:: Supplied entries
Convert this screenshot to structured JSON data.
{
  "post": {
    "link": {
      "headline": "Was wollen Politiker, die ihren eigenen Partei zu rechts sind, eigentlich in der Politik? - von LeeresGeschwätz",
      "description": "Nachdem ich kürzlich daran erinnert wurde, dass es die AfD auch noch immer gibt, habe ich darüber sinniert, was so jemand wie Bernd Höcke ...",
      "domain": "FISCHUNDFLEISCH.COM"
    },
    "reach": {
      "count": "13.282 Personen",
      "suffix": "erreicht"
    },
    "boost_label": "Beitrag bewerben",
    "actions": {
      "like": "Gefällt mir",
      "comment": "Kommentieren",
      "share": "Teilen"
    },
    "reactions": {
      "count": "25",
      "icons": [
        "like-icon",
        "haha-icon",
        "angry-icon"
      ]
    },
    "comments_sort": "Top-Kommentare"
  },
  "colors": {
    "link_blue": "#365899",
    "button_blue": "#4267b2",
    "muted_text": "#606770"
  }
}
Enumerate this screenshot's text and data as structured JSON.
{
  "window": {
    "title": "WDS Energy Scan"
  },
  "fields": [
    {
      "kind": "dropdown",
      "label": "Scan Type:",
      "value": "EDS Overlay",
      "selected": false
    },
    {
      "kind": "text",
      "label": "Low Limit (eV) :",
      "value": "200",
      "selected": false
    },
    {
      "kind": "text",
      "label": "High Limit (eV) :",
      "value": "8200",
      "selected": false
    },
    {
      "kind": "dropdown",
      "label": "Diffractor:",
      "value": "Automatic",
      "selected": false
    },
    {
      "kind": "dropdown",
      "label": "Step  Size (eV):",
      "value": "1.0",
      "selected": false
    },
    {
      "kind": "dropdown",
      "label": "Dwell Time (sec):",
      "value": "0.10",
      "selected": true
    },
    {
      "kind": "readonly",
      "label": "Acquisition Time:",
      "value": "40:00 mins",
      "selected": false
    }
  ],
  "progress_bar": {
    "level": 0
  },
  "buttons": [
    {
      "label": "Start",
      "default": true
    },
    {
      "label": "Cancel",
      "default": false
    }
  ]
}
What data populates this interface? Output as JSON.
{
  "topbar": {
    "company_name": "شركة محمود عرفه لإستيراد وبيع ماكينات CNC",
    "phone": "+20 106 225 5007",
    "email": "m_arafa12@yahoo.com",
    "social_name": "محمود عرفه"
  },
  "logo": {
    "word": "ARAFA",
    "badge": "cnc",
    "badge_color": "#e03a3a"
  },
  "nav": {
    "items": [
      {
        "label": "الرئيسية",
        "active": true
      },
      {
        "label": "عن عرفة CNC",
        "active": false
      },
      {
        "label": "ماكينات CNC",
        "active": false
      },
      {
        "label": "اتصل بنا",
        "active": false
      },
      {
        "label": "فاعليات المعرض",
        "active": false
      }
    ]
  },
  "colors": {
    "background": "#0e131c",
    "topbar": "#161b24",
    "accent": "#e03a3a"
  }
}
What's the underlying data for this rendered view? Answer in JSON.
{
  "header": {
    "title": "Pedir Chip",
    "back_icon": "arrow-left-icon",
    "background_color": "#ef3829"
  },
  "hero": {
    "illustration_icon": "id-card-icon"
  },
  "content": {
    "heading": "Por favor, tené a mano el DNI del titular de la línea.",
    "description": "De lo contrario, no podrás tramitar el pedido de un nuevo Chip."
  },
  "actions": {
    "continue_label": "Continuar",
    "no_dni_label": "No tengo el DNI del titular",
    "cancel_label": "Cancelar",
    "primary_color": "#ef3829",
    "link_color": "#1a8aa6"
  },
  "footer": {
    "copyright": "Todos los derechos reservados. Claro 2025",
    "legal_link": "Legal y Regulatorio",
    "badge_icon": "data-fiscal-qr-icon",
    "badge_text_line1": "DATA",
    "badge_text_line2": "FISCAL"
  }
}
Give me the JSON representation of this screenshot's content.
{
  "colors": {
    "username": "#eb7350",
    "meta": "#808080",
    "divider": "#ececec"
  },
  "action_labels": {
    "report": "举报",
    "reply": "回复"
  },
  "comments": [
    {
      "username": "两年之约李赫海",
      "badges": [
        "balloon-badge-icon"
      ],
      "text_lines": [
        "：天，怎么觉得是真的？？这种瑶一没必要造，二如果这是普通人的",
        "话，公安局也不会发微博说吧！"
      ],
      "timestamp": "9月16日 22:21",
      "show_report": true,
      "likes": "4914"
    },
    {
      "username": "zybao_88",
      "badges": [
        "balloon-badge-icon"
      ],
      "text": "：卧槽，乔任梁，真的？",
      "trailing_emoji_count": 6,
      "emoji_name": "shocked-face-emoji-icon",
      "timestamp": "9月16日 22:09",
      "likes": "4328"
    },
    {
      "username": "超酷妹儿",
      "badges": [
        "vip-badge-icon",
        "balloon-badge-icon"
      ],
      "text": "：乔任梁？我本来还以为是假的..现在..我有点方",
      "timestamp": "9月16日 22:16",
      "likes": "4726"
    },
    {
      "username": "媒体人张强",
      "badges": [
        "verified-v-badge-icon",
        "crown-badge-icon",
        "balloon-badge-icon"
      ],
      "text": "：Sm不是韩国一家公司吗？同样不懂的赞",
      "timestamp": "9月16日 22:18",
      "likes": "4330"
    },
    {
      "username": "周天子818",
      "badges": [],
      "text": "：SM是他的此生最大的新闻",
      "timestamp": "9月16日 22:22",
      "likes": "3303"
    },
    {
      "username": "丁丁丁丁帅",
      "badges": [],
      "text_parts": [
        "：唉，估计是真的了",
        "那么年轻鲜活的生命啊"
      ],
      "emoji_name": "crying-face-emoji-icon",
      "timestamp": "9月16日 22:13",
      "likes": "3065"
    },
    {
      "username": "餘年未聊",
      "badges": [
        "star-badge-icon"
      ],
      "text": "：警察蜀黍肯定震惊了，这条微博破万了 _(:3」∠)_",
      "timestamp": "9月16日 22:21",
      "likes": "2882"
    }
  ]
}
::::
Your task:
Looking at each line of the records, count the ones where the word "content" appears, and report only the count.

Response to this task:
2